(Records contained in a dataset)
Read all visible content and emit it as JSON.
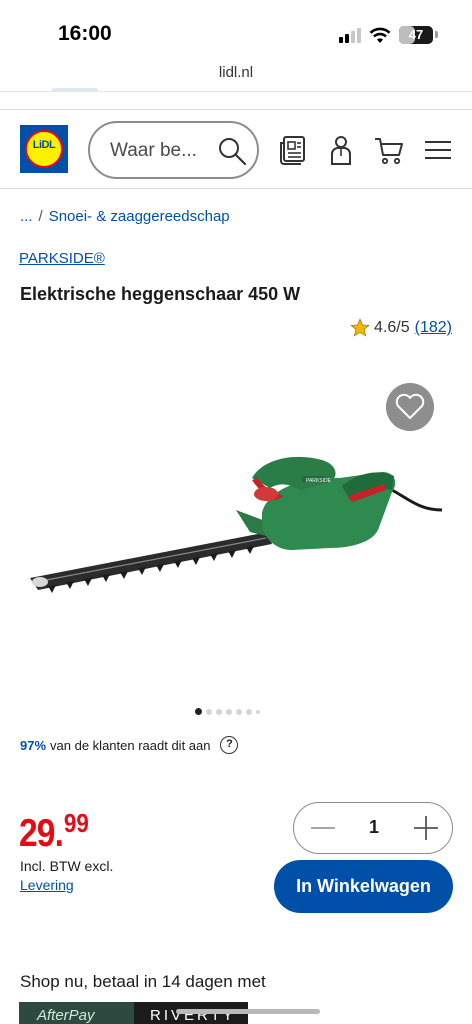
{
  "status_bar": {
    "time": "16:00",
    "battery": "47",
    "battery_fraction": 0.47
  },
  "browser": {
    "url": "lidl.nl"
  },
  "header": {
    "logo_text": "LiDL",
    "search_placeholder": "Waar be...",
    "icons": [
      "search-icon",
      "leaflet-icon",
      "account-icon",
      "cart-icon",
      "menu-icon"
    ]
  },
  "breadcrumb": {
    "ellipsis": "...",
    "separator": "/",
    "category": "Snoei- & zaaggereedschap"
  },
  "product": {
    "brand": "PARKSIDE®",
    "title": "Elektrische heggenschaar 450 W",
    "rating": "4.6/5",
    "rating_value": 4.6,
    "review_count": "(182)",
    "image_index": 1,
    "image_count": 8
  },
  "recommend": {
    "percent": "97%",
    "text": "van de klanten raadt dit aan",
    "help": "?"
  },
  "price": {
    "integer": "29.",
    "cents": "99",
    "tax_note": "Incl. BTW excl.",
    "delivery_link": "Levering"
  },
  "quantity": {
    "value": "1"
  },
  "cart_button": {
    "label": "In Winkelwagen"
  },
  "payment": {
    "title": "Shop nu, betaal in 14 dagen met",
    "providers": [
      "AfterPay",
      "RIVERTY"
    ]
  },
  "colors": {
    "brand_blue": "#0050aa",
    "price_red": "#e60a14",
    "tool_green": "#2e8a4e",
    "star": "#f5b800"
  }
}
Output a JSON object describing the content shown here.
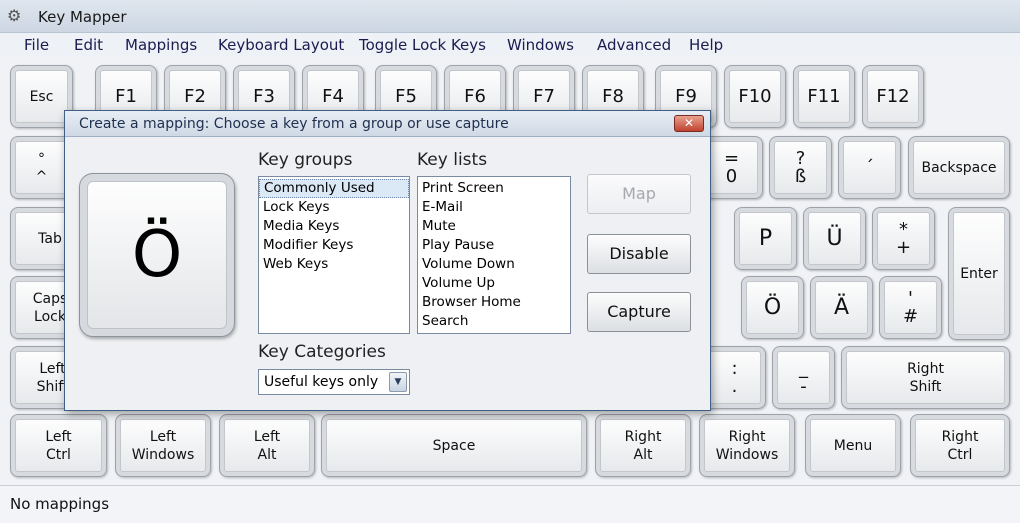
{
  "window": {
    "title": "Key Mapper",
    "icon": "gear-icon"
  },
  "menu": [
    "File",
    "Edit",
    "Mappings",
    "Keyboard Layout",
    "Toggle Lock Keys",
    "Windows",
    "Advanced",
    "Help"
  ],
  "keys": {
    "esc": "Esc",
    "f1": "F1",
    "f2": "F2",
    "f3": "F3",
    "f4": "F4",
    "f5": "F5",
    "f6": "F6",
    "f7": "F7",
    "f8": "F8",
    "f9": "F9",
    "f10": "F10",
    "f11": "F11",
    "f12": "F12",
    "caret": "°\n^",
    "equals": "=\n0",
    "question": "?\nß",
    "accent": "´",
    "backspace": "Backspace",
    "tab": "Tab",
    "p": "P",
    "u_umlaut": "Ü",
    "asterisk": "*\n+",
    "enter": "Enter",
    "caps": "Caps\nLock",
    "o_umlaut": "Ö",
    "a_umlaut": "Ä",
    "hash": "'\n#",
    "left_shift": "Left\nShift",
    "colon": ":\n.",
    "underscore": "_\n-",
    "right_shift": "Right\nShift",
    "left_ctrl": "Left\nCtrl",
    "left_windows": "Left\nWindows",
    "left_alt": "Left\nAlt",
    "space": "Space",
    "right_alt": "Right\nAlt",
    "right_windows": "Right\nWindows",
    "menu": "Menu",
    "right_ctrl": "Right\nCtrl"
  },
  "dialog": {
    "title": "Create a mapping: Choose a key from a group or use capture",
    "close_symbol": "✕",
    "selected_key": "Ö",
    "groups_label": "Key groups",
    "groups": [
      "Commonly Used",
      "Lock Keys",
      "Media Keys",
      "Modifier Keys",
      "Web Keys"
    ],
    "selected_group": "Commonly Used",
    "lists_label": "Key lists",
    "keys": [
      "Print Screen",
      "E-Mail",
      "Mute",
      "Play Pause",
      "Volume Down",
      "Volume Up",
      "Browser Home",
      "Search"
    ],
    "categories_label": "Key Categories",
    "category_value": "Useful keys only",
    "buttons": {
      "map": "Map",
      "disable": "Disable",
      "capture": "Capture"
    }
  },
  "status": "No mappings"
}
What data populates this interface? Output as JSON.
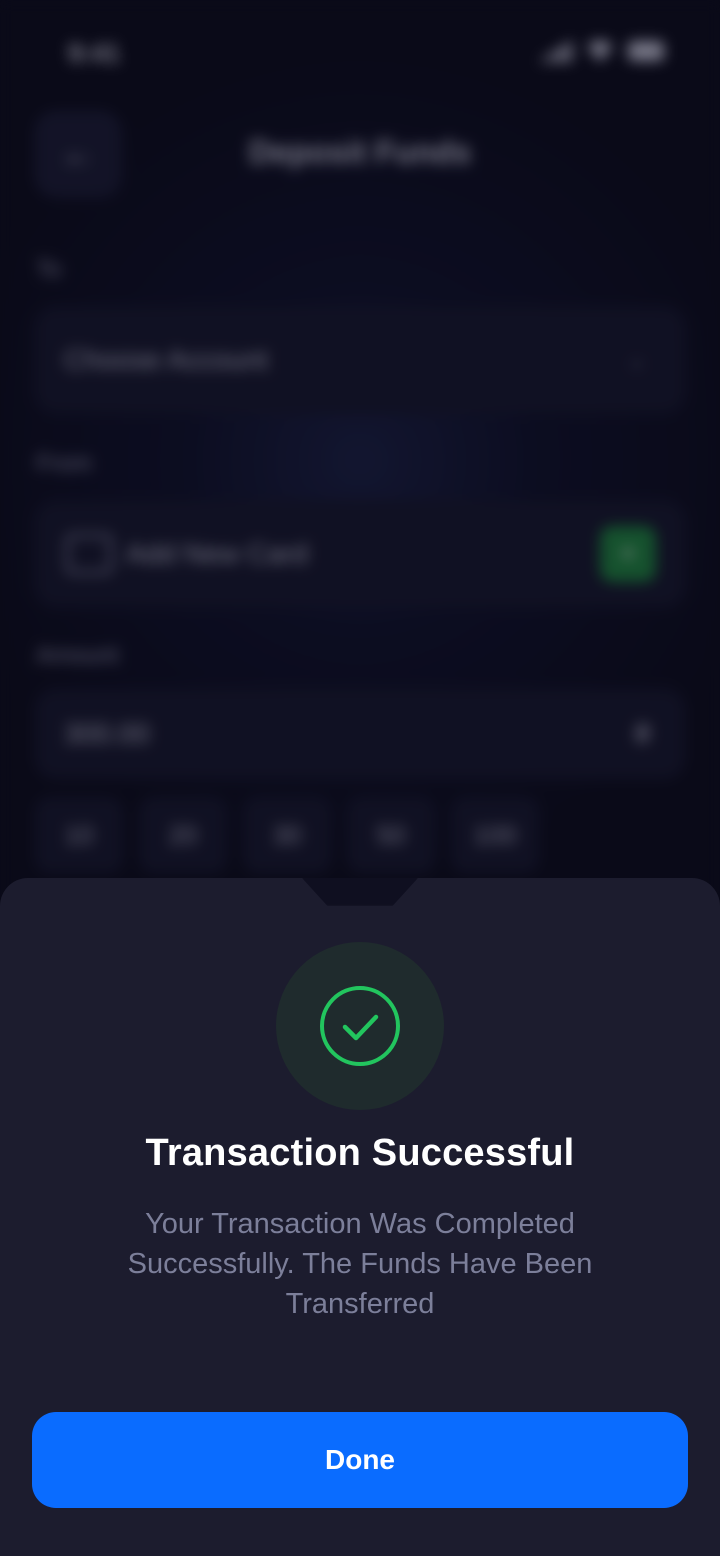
{
  "status_bar": {
    "time": "9:41"
  },
  "background_screen": {
    "back_icon": "arrow-left-icon",
    "title": "Deposit Funds",
    "to_label": "To",
    "to_placeholder": "Choose Account",
    "from_label": "From",
    "from_value": "Add New Card",
    "amount_label": "Amount",
    "amount_value": "300.00",
    "currency_symbol": "₴",
    "quick_amounts": [
      "10",
      "20",
      "30",
      "50",
      "100"
    ]
  },
  "sheet": {
    "icon": "check-circle-icon",
    "title": "Transaction Successful",
    "message": "Your Transaction Was Completed Successfully. The Funds Have Been Transferred",
    "done_label": "Done"
  },
  "colors": {
    "accent": "#0a6cff",
    "success": "#22c55e",
    "sheet_bg": "#1c1c2e"
  }
}
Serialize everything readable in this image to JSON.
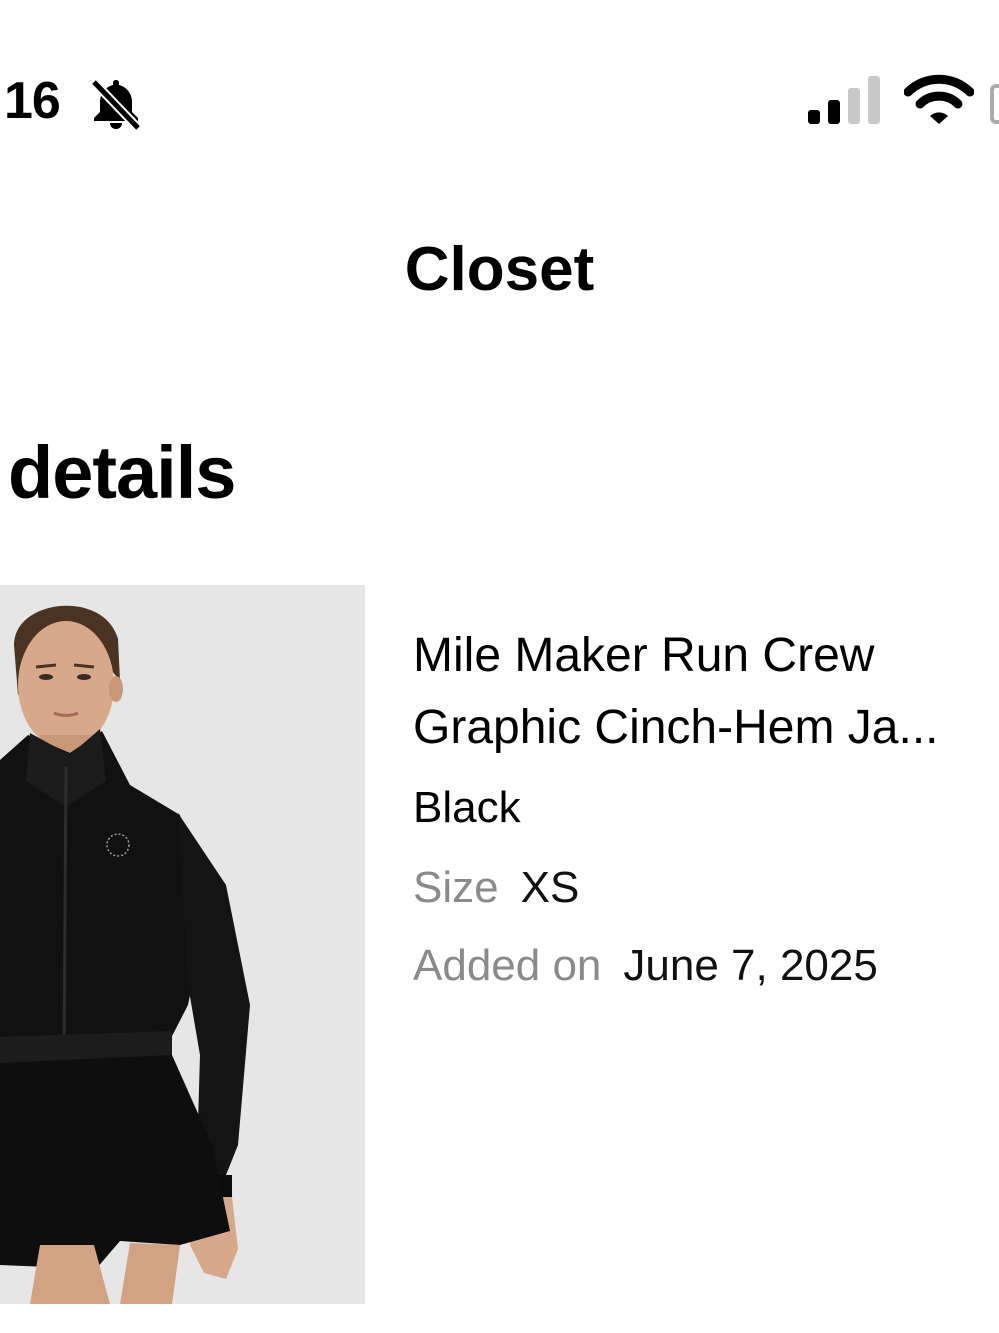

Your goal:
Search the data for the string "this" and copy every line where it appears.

Solution to the problem:
What data populates this interface? Output as JSON.
Serialize everything readable in this image to JSON.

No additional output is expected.